How Can Specific Loss Benefits Help?
Specific loss benefits are available under Pennsylvania law in addition to wage loss and medical benefits. You may be entitled to these benefits if your hearing or sight, arm, leg, hand, finger, foot, or toe has lost some or all of its function due to an injury or accident at work. If you have only lost part of the use of a finger, toe, or another part of your body, you may be entitled to receive additional compensation provided under the workers’ compensation act. These benefits are payable for the specific loss of the injured body part and are not payments for lost time from work; specific loss benefits are calculated separately from other types of benefits. Even if you have not missed days at work, you may be entitled to specific loss benefits. The body part affected need not be amputated or rendered useless to be compensable.
Even scars may entitle you to these additional benefits, whether caused at the time of the work injury or as a result of surgery. These disfigurement claims require very specific facts to be proven by the evidence to support an award by the Court. The attorneys at Schmidt, Kirifides & Rassias, are very experienced litigators, who possess the skill necessary to thoroughly present the facts required for a successful outcome in these types of cases.
The legal test for specific loss benefits is whether the body part, hearing or eyesight has been lost for all practical intents and purposes. For specific loss of body parts or eyesight, Pennsylvania workers’ compensation law provides for a specific number of weeks of benefits as well as a healing period during which benefits are paid.
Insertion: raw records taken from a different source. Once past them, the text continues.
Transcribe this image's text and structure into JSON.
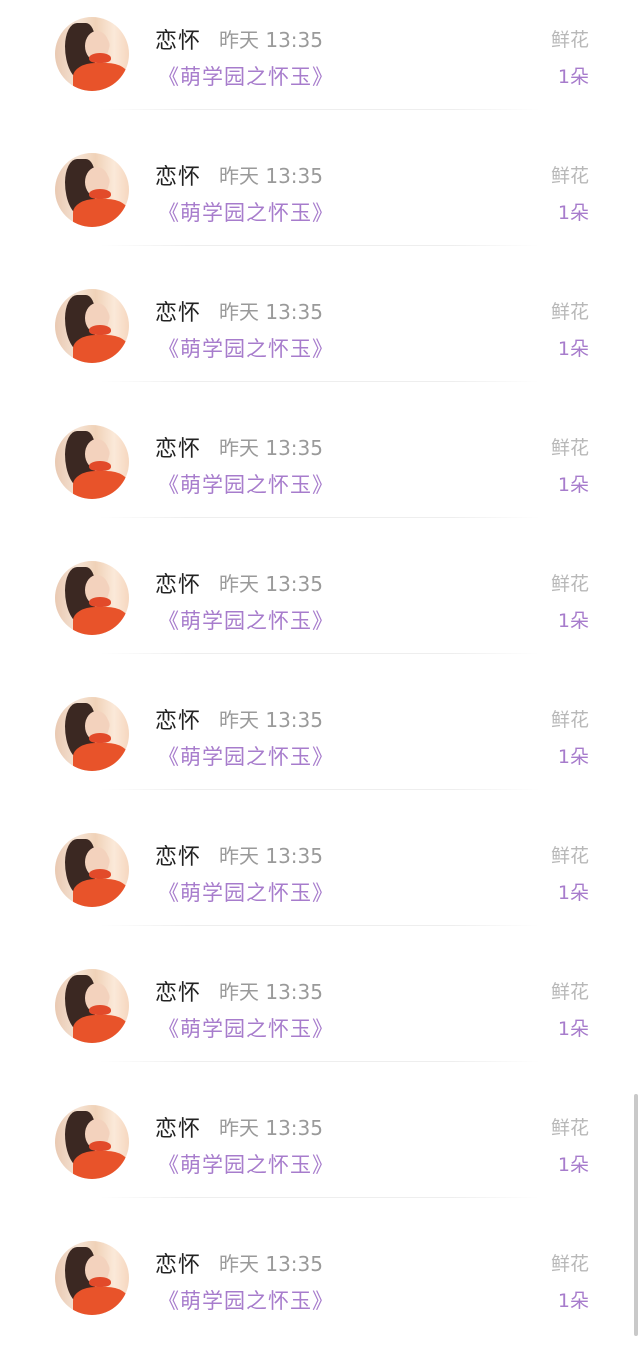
{
  "items": [
    {
      "name": "恋怀",
      "time": "昨天 13:35",
      "title": "《萌学园之怀玉》",
      "gift": "鲜花",
      "count": "1朵",
      "avatar_icon": "avatar-photo"
    },
    {
      "name": "恋怀",
      "time": "昨天 13:35",
      "title": "《萌学园之怀玉》",
      "gift": "鲜花",
      "count": "1朵",
      "avatar_icon": "avatar-photo"
    },
    {
      "name": "恋怀",
      "time": "昨天 13:35",
      "title": "《萌学园之怀玉》",
      "gift": "鲜花",
      "count": "1朵",
      "avatar_icon": "avatar-photo"
    },
    {
      "name": "恋怀",
      "time": "昨天 13:35",
      "title": "《萌学园之怀玉》",
      "gift": "鲜花",
      "count": "1朵",
      "avatar_icon": "avatar-photo"
    },
    {
      "name": "恋怀",
      "time": "昨天 13:35",
      "title": "《萌学园之怀玉》",
      "gift": "鲜花",
      "count": "1朵",
      "avatar_icon": "avatar-photo"
    },
    {
      "name": "恋怀",
      "time": "昨天 13:35",
      "title": "《萌学园之怀玉》",
      "gift": "鲜花",
      "count": "1朵",
      "avatar_icon": "avatar-photo"
    },
    {
      "name": "恋怀",
      "time": "昨天 13:35",
      "title": "《萌学园之怀玉》",
      "gift": "鲜花",
      "count": "1朵",
      "avatar_icon": "avatar-photo"
    },
    {
      "name": "恋怀",
      "time": "昨天 13:35",
      "title": "《萌学园之怀玉》",
      "gift": "鲜花",
      "count": "1朵",
      "avatar_icon": "avatar-photo"
    },
    {
      "name": "恋怀",
      "time": "昨天 13:35",
      "title": "《萌学园之怀玉》",
      "gift": "鲜花",
      "count": "1朵",
      "avatar_icon": "avatar-photo"
    },
    {
      "name": "恋怀",
      "time": "昨天 13:35",
      "title": "《萌学园之怀玉》",
      "gift": "鲜花",
      "count": "1朵",
      "avatar_icon": "avatar-photo"
    }
  ],
  "colors": {
    "accent": "#a77ccc",
    "name_text": "#222222",
    "time_text": "#9a9a9a",
    "gift_text": "#b8b8b8",
    "background": "#ffffff"
  }
}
A maximum of 275 weeks of compensation is payable for scarring of the face, neck, head caused by a work accident, or by surgery necessary after a job-related accident. The workers’ compensation judge assigned to your claim decides the number of weeks’ compensation you will receive at his or her discretion.
An individual may have suffered a permanent injury to a particular body part that is not totally disabling, but may still be entitled to receive a set sum of benefits that has been pre-determined by the Workers’ Compensation Regulations.
Certain guidelines have been established for those who can receive specific loss benefits, including an explanation of the medical evidence required to support a loss-of-use claim. When you have suffered an injury which you now believe is permanent, you may be entitled to make a claim for a specific loss benefit if you can prove that you have lost the use of 50% or 100% of that body part.
Our Legal Team Can Protect Your Rights
If you are planning to return to work and face a suspension of your workers’ compensation benefits, the Schmidt, Kirifides & Rassias, workers’ compensation attorneys can ensure that your benefits are protected. Do not risk losing medical coverage for your work-related injury or illness or future benefits should you need them. Our attorneys know the laws regarding suspension of workers’ compensation benefits and we understand how important it is to protect you and your family in the event that your injury or illness prevents you from working in the future. Whether you are signing a Supplemental Agreement or facing a workers’ compensation judge, our lawyers will provide experienced and knowledgeable representation. Call us today for a free consultation at 610-601-5399 or contact us online.